TASK TO CARRY OUT:
Leave every picture out, and write out the remaining entries exactly.

------------------------------

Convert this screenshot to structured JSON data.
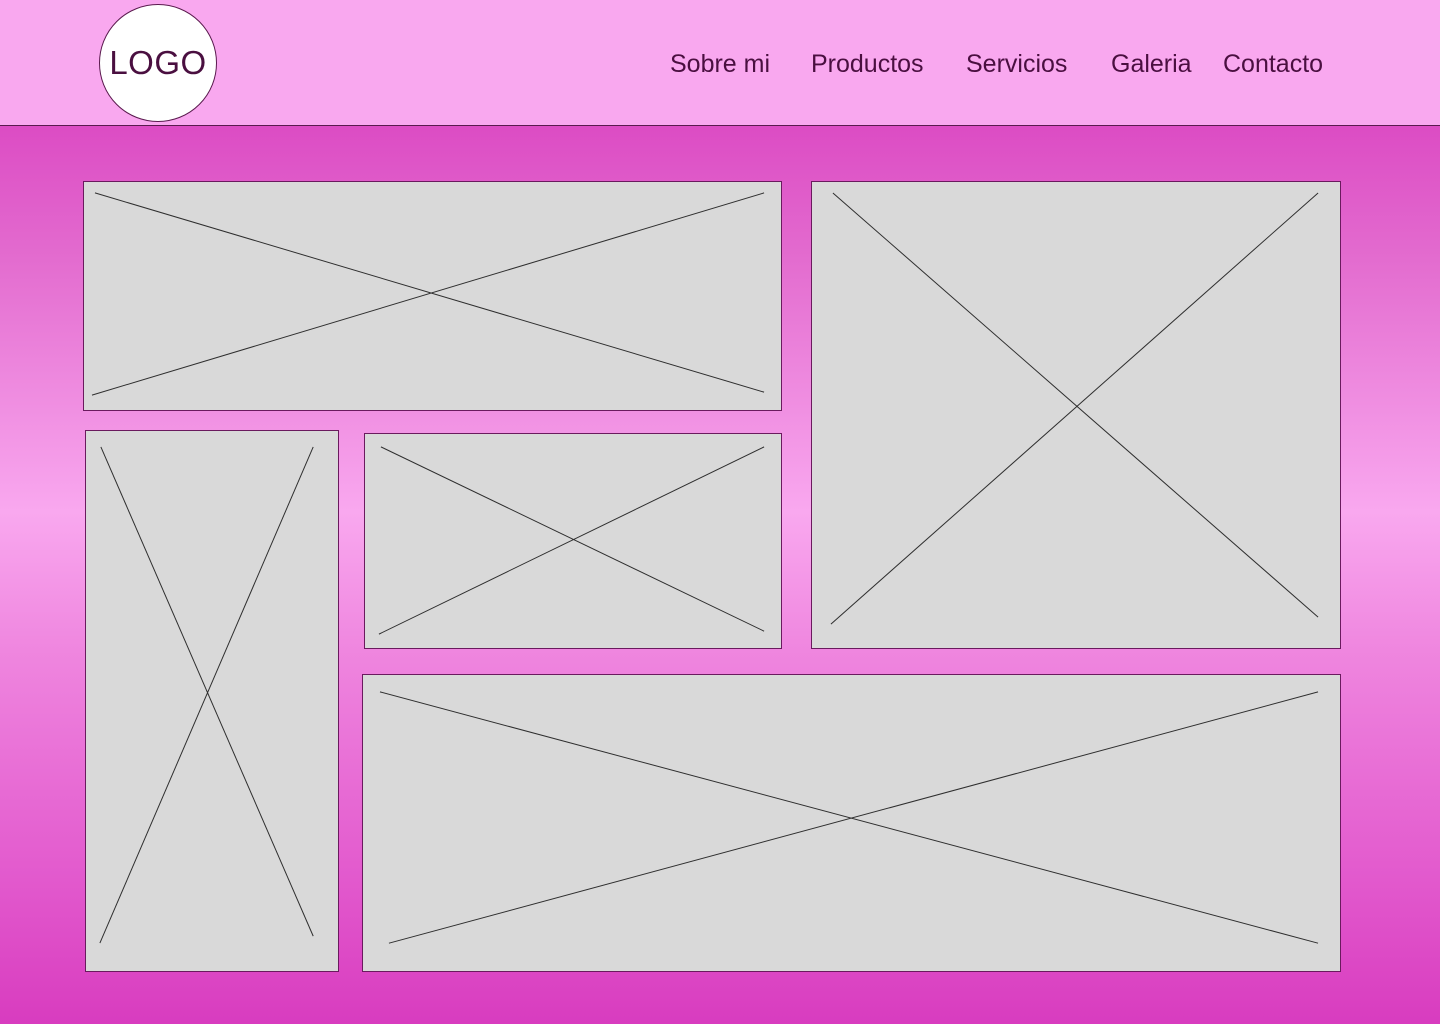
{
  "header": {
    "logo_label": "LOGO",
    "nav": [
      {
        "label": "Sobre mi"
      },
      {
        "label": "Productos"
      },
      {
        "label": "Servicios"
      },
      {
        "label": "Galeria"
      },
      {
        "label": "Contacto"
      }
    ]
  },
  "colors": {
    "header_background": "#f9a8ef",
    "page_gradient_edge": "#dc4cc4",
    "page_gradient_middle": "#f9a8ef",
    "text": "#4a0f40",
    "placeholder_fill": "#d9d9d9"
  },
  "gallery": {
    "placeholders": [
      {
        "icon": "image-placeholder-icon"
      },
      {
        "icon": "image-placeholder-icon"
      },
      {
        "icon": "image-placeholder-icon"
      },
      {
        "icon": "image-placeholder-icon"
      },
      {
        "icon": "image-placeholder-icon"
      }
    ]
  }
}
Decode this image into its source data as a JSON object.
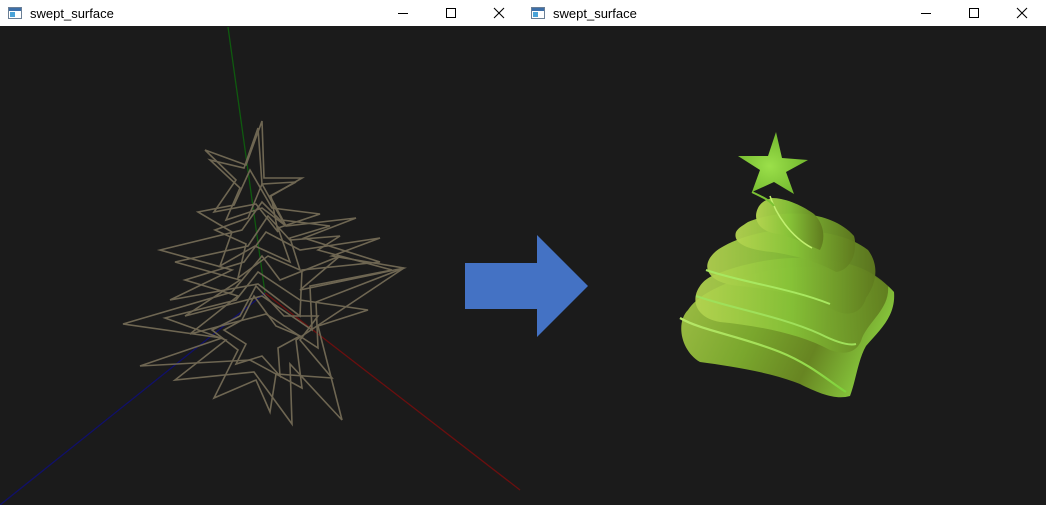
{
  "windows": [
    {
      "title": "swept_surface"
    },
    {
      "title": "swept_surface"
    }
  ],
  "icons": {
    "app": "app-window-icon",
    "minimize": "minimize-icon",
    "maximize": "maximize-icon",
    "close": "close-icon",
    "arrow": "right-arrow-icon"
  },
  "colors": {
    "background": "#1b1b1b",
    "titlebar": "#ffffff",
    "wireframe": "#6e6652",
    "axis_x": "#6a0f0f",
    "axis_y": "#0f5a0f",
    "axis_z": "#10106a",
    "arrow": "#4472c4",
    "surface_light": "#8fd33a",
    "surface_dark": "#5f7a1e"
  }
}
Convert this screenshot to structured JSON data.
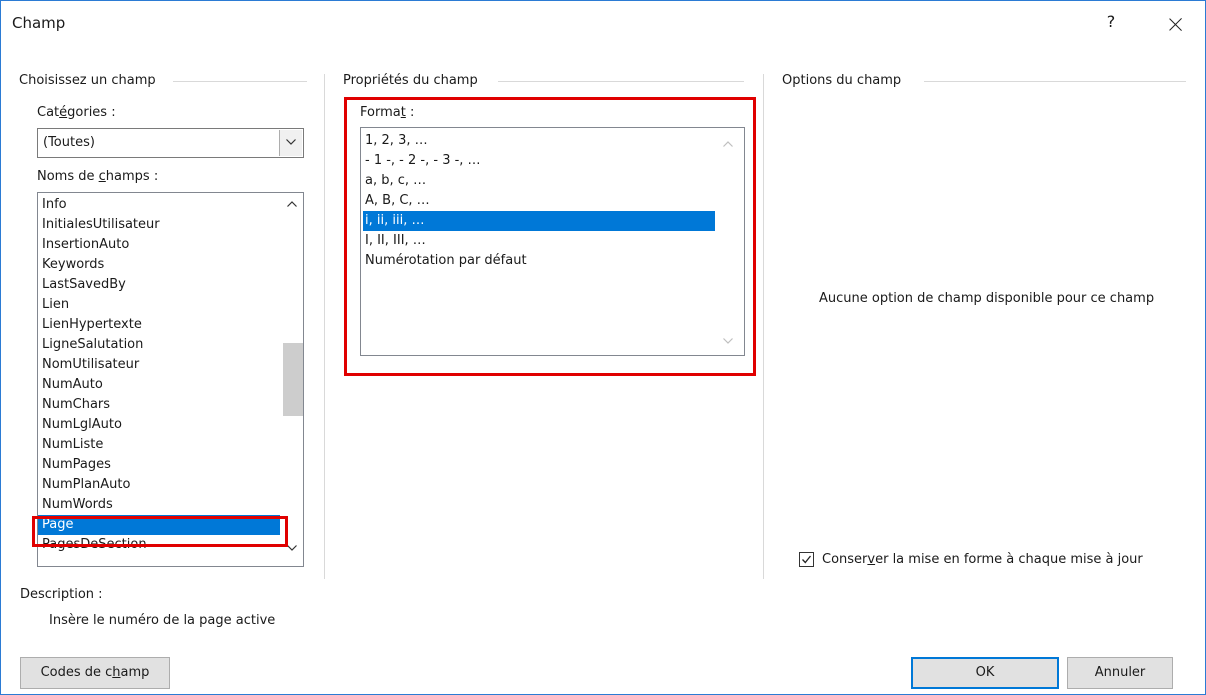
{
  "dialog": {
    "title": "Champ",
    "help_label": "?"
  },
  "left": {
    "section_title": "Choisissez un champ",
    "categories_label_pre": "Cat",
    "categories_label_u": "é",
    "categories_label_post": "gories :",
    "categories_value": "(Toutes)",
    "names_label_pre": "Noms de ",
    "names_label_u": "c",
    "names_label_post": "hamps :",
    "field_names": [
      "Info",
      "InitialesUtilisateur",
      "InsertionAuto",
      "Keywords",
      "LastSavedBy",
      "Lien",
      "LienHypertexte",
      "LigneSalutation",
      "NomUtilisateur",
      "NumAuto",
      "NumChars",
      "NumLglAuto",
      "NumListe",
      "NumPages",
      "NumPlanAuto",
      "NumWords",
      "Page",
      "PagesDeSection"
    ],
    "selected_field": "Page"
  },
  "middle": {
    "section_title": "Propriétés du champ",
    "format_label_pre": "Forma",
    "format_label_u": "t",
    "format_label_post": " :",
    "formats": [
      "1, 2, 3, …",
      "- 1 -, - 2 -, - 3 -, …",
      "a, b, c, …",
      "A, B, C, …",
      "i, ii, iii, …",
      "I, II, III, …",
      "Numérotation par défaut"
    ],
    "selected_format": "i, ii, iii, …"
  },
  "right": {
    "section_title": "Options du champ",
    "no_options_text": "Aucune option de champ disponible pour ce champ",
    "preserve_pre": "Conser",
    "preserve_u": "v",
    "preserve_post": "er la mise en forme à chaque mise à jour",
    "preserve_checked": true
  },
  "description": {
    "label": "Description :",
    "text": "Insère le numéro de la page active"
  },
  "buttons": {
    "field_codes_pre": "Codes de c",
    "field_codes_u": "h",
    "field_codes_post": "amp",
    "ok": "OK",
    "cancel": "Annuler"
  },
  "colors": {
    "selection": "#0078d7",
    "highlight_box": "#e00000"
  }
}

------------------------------

RESULT OF THE TASK:
Convert this screenshot to structured JSON data.
{
  "header": {
    "logo_label": "LOGO",
    "nav": [
      {
        "label": "Sobre mi"
      },
      {
        "label": "Productos"
      },
      {
        "label": "Servicios"
      },
      {
        "label": "Galeria"
      },
      {
        "label": "Contacto"
      }
    ]
  },
  "colors": {
    "header_background": "#f9a8ef",
    "page_gradient_edge": "#dc4cc4",
    "page_gradient_middle": "#f9a8ef",
    "text": "#4a0f40",
    "placeholder_fill": "#d9d9d9"
  },
  "gallery": {
    "placeholders": [
      {
        "icon": "image-placeholder-icon"
      },
      {
        "icon": "image-placeholder-icon"
      },
      {
        "icon": "image-placeholder-icon"
      },
      {
        "icon": "image-placeholder-icon"
      },
      {
        "icon": "image-placeholder-icon"
      }
    ]
  }
}
Decode this image into its source data as a JSON object.
{
  "windows": [
    {
      "title": "swept_surface"
    },
    {
      "title": "swept_surface"
    }
  ],
  "icons": {
    "app": "app-window-icon",
    "minimize": "minimize-icon",
    "maximize": "maximize-icon",
    "close": "close-icon",
    "arrow": "right-arrow-icon"
  },
  "colors": {
    "background": "#1b1b1b",
    "titlebar": "#ffffff",
    "wireframe": "#6e6652",
    "axis_x": "#6a0f0f",
    "axis_y": "#0f5a0f",
    "axis_z": "#10106a",
    "arrow": "#4472c4",
    "surface_light": "#8fd33a",
    "surface_dark": "#5f7a1e"
  }
}
Convert this screenshot to structured JSON data.
{
  "dialog": {
    "title": "Champ",
    "help_label": "?"
  },
  "left": {
    "section_title": "Choisissez un champ",
    "categories_label_pre": "Cat",
    "categories_label_u": "é",
    "categories_label_post": "gories :",
    "categories_value": "(Toutes)",
    "names_label_pre": "Noms de ",
    "names_label_u": "c",
    "names_label_post": "hamps :",
    "field_names": [
      "Info",
      "InitialesUtilisateur",
      "InsertionAuto",
      "Keywords",
      "LastSavedBy",
      "Lien",
      "LienHypertexte",
      "LigneSalutation",
      "NomUtilisateur",
      "NumAuto",
      "NumChars",
      "NumLglAuto",
      "NumListe",
      "NumPages",
      "NumPlanAuto",
      "NumWords",
      "Page",
      "PagesDeSection"
    ],
    "selected_field": "Page"
  },
  "middle": {
    "section_title": "Propriétés du champ",
    "format_label_pre": "Forma",
    "format_label_u": "t",
    "format_label_post": " :",
    "formats": [
      "1, 2, 3, …",
      "- 1 -, - 2 -, - 3 -, …",
      "a, b, c, …",
      "A, B, C, …",
      "i, ii, iii, …",
      "I, II, III, …",
      "Numérotation par défaut"
    ],
    "selected_format": "i, ii, iii, …"
  },
  "right": {
    "section_title": "Options du champ",
    "no_options_text": "Aucune option de champ disponible pour ce champ",
    "preserve_pre": "Conser",
    "preserve_u": "v",
    "preserve_post": "er la mise en forme à chaque mise à jour",
    "preserve_checked": true
  },
  "description": {
    "label": "Description :",
    "text": "Insère le numéro de la page active"
  },
  "buttons": {
    "field_codes_pre": "Codes de c",
    "field_codes_u": "h",
    "field_codes_post": "amp",
    "ok": "OK",
    "cancel": "Annuler"
  },
  "colors": {
    "selection": "#0078d7",
    "highlight_box": "#e00000"
  }
}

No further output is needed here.